How often you need to take CBD for a particular ailment is dependent upon how your body metabolizes cannabinoids, the concentration of the product you are using, the frequency you are taking it, and the severity of the issue you are trying to treat. As such, there is a bit of guesswork in the beginning as you establish your personalized dose. For some, a dose of CBD can last anywhere between 4-6 hours. For others who metabolize CBD more slowly, it can last for anywhere between 8-10 hours. We always recommend that you “start low, and go slow”, as you can always take more CBD, but you cannot take less.
Does CBD Help with Anxiety? Does CBD Help with Pain? Does CBD Really Do Anything At All?
There are countless anecdotal reports on the benefits of CBD, and we’ve previously discussed in greater detail exactly how CBD works. CBD is a powerful, all-natural compound that may help relieve pain, inflammation, anxiety, and stress, but just as with any medicine (plant-based or otherwise), whether or not it works is dependent upon the concentration of the dose, the severity of the issue, and the duration of use. If you are consuming a diluted product, you cannot expect relief from your symptoms. If you suffer from debilitating anxiety or pain, and you take CBD one time, you cannot expect to be “healed”. To assess whether CBD is right for you, you need to ensure you are consistently using a quality product, for a reasonable duration of time.
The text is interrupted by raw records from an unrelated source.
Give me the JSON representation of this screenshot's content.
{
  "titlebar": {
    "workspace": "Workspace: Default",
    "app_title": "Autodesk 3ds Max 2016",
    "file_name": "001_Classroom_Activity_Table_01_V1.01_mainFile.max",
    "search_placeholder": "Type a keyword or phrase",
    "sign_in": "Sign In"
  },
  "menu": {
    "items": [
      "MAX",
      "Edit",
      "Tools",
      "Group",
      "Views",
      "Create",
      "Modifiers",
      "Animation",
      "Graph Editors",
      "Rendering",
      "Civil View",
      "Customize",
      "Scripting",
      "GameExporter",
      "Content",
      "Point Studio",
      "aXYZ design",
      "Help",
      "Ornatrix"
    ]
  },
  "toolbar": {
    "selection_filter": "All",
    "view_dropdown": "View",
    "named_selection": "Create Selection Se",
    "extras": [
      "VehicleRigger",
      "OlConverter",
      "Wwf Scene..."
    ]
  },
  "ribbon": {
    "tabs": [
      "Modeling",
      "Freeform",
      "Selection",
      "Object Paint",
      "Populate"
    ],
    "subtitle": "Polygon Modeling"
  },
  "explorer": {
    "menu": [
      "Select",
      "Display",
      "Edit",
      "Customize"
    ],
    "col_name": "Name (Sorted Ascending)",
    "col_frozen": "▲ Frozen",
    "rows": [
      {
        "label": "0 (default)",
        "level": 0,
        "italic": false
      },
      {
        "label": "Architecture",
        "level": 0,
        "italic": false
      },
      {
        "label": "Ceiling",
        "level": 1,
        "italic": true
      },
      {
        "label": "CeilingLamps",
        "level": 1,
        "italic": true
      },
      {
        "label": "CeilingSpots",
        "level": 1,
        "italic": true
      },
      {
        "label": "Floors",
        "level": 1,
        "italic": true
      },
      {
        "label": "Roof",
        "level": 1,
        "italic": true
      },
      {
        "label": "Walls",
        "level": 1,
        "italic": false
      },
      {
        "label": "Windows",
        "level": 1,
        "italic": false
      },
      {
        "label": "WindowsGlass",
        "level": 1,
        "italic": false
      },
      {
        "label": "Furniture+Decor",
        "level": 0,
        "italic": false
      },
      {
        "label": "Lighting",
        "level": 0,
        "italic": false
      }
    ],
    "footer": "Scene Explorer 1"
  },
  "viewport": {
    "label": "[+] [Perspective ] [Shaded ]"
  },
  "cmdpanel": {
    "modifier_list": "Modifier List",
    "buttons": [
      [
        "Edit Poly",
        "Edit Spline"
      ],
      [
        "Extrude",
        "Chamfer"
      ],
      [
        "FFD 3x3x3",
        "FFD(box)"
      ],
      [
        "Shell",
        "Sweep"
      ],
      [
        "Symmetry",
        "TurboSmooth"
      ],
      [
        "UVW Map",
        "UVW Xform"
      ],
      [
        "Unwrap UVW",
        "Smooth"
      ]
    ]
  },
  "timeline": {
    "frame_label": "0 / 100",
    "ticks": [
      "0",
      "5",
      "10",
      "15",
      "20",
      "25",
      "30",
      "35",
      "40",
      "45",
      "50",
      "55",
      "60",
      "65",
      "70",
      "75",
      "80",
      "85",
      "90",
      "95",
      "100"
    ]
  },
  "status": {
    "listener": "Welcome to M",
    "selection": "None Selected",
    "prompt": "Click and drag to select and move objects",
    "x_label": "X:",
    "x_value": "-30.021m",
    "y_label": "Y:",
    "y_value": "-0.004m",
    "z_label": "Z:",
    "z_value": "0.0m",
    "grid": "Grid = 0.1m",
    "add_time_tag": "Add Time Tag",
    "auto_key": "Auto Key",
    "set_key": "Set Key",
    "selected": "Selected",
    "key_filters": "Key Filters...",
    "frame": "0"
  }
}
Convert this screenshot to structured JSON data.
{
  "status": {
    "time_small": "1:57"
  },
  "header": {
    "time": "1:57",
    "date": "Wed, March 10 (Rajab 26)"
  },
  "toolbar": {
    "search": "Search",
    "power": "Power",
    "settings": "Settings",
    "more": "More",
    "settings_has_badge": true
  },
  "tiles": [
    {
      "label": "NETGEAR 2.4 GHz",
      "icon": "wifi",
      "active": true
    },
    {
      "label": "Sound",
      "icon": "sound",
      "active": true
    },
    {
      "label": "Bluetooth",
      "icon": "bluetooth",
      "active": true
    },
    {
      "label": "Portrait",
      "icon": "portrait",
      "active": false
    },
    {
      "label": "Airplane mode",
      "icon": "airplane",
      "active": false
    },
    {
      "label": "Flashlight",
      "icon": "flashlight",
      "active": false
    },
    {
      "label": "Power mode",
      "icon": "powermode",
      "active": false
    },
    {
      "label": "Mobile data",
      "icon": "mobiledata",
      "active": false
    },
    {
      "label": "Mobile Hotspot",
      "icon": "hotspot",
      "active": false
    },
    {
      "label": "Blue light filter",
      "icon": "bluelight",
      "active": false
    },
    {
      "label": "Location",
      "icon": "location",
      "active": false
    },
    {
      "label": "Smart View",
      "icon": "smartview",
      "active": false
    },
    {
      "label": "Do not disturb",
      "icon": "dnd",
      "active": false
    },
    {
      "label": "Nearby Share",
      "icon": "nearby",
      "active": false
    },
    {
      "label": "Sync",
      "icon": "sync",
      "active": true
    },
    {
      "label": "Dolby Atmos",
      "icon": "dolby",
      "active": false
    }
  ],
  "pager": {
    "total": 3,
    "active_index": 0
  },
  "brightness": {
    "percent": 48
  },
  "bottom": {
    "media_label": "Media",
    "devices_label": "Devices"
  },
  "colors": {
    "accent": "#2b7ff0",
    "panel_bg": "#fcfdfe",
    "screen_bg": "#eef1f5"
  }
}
Is CBD A Drug? What Happens If You Take CBD Every Day?
CBD is a single compound derived from the cannabis plant. To date, the FDA has approved only one prescription drug using CBD. So although some could say the FDA has confirmed the safety of CBD by association, the FDA has not yet confirmed all CBD products are drugs. The World Health Association states CBD is non-addictive, has no withdrawal symptoms, and has a great safety profile. Although CBD does interact with some medications, for most people, consistent daily use is completely safe.
Does CBD Work For Dogs? Does CBD Work For Cats?
Every mammal has an endocannabinoid system (ECS), which is a collection of receptors found throughout the body that interact with cannabinoids. CBD works for dogs, cats, and any other mammal in the exact same way that it works for people. If your dog or cat suffers from pain, inflammation, anxiety, or stress, CBD may help relieve those symptoms.
For more questions or comments regarding CBD, please contact us at firstname.lastname@example.org.